As for art, I think that it helps with the worldview and the positionality we have as Native people. In Oklahoma, we have gone from forced boarding schools to contemporary schools, and with critical race theory being nearly banned in Oklahoma, now you don’t even have access to an ancestral way of thinking. It’s limited in how much we can think and learn. So learning the language allows the possibility of making art that has our experiences and orientation. In this worldview, that’s totally different.
C&I: Could you talk a little more about visibility for Native people and culture?
Hicks: There’s so many Native people in Indian Territory, or what used to be Indian Territory in Oklahoma, but there is a newer visibility of Native art, Native works, and Native TV. As a Tulsa Artist Fellow and as an Oklahoman, I get upset when I see Native people still being overlooked.
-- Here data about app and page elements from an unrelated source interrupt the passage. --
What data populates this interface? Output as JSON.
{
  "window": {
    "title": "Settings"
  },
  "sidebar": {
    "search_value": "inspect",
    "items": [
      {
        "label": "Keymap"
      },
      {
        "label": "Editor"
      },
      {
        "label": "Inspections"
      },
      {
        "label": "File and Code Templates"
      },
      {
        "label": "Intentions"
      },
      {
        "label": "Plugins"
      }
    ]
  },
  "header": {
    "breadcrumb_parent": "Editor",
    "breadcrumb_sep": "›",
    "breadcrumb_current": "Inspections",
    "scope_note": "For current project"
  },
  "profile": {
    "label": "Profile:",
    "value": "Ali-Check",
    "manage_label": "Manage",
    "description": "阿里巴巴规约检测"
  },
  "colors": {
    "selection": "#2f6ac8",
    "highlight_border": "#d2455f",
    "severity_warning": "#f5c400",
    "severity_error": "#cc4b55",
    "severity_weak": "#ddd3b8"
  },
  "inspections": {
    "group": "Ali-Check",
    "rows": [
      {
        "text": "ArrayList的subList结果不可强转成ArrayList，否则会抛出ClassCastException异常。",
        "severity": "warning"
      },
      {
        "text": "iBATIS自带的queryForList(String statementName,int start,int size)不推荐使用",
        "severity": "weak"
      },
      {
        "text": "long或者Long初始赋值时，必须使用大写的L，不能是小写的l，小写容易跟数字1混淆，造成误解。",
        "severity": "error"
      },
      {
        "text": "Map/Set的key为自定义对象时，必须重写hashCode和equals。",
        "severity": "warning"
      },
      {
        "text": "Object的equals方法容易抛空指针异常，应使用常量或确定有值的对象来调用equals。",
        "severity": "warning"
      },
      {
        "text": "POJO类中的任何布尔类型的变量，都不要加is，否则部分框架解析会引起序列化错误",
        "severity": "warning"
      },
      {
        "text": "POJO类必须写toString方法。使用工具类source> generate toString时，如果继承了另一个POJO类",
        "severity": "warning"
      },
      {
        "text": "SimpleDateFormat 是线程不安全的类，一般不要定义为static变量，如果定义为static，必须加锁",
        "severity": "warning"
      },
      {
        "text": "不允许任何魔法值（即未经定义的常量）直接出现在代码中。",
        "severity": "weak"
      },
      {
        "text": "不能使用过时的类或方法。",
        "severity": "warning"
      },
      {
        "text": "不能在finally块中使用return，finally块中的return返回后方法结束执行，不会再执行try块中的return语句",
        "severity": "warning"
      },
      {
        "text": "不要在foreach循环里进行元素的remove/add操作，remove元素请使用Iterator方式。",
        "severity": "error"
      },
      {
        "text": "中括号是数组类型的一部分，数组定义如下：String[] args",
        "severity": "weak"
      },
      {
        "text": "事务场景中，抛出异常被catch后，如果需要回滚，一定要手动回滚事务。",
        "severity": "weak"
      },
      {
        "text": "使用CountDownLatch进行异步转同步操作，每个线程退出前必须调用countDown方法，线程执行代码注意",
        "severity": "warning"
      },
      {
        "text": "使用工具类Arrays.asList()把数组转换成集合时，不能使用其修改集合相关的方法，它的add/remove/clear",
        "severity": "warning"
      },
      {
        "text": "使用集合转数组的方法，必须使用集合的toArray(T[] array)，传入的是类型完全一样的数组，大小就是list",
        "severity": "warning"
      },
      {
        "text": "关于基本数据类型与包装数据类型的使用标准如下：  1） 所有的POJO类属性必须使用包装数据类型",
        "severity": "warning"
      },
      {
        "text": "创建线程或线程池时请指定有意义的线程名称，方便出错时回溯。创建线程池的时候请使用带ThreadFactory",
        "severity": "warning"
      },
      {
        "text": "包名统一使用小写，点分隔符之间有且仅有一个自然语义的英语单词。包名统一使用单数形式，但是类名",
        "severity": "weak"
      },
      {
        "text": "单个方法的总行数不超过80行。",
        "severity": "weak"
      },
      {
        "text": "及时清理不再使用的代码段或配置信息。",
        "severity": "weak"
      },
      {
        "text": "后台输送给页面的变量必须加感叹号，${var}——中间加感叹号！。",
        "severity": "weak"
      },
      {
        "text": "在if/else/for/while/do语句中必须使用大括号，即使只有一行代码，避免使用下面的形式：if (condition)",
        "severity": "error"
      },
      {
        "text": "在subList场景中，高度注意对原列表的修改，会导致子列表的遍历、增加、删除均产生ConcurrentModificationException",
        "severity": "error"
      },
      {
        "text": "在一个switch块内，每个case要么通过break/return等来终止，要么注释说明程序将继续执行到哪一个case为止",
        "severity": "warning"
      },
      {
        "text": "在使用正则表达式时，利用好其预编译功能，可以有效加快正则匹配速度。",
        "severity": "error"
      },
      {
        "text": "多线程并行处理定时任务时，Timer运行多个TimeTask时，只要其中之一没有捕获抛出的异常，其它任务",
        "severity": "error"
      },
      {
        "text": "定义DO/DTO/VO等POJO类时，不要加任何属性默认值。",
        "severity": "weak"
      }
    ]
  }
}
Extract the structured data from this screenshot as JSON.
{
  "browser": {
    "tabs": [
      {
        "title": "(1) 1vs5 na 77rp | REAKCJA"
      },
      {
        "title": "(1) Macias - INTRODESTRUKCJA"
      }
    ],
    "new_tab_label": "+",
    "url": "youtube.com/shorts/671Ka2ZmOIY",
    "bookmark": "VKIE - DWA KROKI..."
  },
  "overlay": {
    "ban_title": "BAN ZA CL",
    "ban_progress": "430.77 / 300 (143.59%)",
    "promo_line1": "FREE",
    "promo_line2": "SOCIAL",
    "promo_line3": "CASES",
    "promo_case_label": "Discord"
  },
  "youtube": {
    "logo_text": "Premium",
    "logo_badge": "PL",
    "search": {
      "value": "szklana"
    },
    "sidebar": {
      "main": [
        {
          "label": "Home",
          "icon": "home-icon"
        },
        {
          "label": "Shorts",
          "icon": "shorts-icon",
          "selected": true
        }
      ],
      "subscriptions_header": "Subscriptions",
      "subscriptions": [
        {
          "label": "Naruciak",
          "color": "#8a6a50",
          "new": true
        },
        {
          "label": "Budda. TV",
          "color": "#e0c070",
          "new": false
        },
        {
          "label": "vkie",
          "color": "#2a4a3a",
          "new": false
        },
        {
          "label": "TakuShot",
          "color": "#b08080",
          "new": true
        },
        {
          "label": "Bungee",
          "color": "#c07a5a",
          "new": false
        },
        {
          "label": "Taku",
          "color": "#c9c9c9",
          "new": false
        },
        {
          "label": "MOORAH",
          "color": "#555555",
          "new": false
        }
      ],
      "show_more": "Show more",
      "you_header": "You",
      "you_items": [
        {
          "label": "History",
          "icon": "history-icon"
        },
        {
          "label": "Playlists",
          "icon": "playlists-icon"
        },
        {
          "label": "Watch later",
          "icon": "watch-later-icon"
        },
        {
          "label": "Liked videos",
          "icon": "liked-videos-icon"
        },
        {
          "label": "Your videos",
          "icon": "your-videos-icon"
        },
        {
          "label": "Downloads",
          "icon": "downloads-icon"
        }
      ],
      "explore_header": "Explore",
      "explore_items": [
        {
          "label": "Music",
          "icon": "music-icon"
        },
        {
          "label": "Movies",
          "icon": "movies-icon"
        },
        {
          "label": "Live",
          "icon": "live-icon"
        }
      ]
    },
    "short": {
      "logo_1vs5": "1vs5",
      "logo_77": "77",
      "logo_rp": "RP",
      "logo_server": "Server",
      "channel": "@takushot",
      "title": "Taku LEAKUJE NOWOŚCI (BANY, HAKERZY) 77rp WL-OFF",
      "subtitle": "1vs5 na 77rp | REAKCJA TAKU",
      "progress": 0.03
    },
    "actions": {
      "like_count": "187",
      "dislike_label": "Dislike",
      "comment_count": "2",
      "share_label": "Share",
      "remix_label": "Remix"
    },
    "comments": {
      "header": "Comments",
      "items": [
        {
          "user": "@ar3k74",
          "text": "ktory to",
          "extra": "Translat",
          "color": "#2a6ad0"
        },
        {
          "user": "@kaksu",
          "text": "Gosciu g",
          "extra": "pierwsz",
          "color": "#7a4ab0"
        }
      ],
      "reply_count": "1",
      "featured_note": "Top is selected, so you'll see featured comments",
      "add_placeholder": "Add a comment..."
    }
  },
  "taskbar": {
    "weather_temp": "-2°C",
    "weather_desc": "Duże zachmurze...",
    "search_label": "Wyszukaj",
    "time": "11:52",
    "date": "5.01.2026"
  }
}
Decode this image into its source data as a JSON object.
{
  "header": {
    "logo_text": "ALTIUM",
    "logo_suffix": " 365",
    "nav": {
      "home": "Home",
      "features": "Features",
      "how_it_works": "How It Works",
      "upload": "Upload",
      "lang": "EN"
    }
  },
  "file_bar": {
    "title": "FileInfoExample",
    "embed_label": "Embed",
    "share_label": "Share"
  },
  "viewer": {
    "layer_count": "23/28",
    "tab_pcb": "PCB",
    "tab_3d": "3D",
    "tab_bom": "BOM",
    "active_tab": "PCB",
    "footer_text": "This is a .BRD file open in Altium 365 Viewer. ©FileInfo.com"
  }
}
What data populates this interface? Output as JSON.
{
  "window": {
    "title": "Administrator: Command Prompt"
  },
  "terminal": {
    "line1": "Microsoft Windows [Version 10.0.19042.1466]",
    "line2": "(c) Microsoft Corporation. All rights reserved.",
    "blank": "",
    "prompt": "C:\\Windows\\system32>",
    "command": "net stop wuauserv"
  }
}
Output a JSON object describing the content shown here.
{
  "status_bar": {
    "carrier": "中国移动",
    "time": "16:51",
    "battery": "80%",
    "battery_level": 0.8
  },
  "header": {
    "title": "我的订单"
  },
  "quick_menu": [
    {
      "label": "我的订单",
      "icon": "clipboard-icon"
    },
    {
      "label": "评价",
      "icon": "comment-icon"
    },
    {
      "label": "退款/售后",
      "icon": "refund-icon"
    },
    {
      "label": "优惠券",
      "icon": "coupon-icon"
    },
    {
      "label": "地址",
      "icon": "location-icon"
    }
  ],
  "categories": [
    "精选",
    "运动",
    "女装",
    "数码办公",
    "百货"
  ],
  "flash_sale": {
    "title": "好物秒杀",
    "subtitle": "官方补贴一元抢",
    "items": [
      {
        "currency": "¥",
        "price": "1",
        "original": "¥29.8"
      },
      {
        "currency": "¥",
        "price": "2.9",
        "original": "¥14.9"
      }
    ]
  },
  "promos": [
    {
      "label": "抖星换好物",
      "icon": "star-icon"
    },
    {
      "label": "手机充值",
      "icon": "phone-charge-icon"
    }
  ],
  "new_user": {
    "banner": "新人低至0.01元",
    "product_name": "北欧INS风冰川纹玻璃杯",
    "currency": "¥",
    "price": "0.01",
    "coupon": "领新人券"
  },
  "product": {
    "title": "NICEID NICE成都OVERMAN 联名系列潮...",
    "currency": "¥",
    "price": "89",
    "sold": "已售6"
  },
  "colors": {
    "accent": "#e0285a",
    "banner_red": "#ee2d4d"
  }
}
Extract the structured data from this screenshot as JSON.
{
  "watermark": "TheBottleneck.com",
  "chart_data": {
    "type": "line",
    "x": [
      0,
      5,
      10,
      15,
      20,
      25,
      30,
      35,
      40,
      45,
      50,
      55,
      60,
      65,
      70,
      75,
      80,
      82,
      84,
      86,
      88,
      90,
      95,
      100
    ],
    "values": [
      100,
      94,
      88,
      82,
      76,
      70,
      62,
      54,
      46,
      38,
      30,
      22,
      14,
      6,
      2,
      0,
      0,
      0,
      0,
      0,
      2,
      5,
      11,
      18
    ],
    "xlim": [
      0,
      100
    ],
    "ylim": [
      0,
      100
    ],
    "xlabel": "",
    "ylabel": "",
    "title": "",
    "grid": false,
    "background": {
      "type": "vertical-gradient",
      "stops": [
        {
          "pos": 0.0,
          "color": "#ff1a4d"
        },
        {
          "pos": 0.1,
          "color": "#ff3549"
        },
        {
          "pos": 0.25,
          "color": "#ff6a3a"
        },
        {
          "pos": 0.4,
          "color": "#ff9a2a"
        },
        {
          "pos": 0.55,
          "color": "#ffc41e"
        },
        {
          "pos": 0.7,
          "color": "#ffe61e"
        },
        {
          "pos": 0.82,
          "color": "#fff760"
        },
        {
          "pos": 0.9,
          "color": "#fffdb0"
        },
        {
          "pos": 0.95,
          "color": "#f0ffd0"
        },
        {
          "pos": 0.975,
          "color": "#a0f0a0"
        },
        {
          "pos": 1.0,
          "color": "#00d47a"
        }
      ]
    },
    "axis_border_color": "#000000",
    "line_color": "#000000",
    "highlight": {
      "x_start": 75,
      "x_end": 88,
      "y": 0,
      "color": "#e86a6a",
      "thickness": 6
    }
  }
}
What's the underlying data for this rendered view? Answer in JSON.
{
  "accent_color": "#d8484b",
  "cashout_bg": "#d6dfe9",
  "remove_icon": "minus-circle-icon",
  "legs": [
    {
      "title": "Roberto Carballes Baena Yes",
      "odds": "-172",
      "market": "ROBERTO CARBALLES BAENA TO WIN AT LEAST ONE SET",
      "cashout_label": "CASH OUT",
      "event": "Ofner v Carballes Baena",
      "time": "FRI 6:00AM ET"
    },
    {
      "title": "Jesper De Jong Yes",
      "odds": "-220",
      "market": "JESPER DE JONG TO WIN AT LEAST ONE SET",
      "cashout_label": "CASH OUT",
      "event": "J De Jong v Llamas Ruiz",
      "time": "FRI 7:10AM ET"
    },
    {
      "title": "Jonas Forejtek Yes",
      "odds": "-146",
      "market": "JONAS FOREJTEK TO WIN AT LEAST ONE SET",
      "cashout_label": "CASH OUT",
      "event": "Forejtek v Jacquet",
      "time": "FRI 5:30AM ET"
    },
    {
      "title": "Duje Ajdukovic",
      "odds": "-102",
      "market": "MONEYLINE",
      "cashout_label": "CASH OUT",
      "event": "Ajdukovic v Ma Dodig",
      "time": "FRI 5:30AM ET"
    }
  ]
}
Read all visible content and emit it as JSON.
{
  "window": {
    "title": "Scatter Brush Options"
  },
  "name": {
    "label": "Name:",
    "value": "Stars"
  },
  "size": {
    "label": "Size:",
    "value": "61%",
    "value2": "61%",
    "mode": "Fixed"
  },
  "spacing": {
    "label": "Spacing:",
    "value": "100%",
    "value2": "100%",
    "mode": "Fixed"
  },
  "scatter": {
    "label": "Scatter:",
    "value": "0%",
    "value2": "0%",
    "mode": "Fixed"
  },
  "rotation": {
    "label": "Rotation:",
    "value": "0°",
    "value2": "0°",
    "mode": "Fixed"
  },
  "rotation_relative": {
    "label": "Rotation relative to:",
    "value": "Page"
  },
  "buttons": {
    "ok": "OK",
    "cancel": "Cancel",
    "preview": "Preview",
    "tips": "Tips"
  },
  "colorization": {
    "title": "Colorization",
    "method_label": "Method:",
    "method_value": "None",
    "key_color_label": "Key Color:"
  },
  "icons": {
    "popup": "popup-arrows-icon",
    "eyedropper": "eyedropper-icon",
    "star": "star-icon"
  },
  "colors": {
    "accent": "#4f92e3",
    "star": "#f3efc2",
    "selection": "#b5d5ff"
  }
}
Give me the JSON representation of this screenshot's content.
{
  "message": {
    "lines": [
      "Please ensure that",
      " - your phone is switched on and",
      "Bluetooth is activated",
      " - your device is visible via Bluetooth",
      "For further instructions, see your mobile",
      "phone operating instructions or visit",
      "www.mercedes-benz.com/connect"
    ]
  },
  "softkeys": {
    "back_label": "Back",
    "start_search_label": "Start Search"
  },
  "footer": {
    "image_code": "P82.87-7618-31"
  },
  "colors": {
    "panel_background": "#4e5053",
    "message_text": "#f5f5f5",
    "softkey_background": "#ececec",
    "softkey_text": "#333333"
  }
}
And that is so habitual because that’s what federal policy was for Native people — to make sure with assimilation that we were not visible and that we were not talked about and that we were not part of the conversation.
I want to encourage people: Reading Native books, especially by Native authors, has the power to get into your subconscious. You start thinking of Native people as contemporary and present and not just a piece of interesting history. I want to thank the constellation of people who are making it possible to think of Native people as here and now.
This article appears in our January 2024 issue.
Photography: Mike Dennis / Courtesy of Chelsea Hicks
When she’s not writing and modeling, Chelsea T. Hicks might be found facilitating Indigenous language creative writing workshops with Words of the People. For more information, visit wtpgathering.org.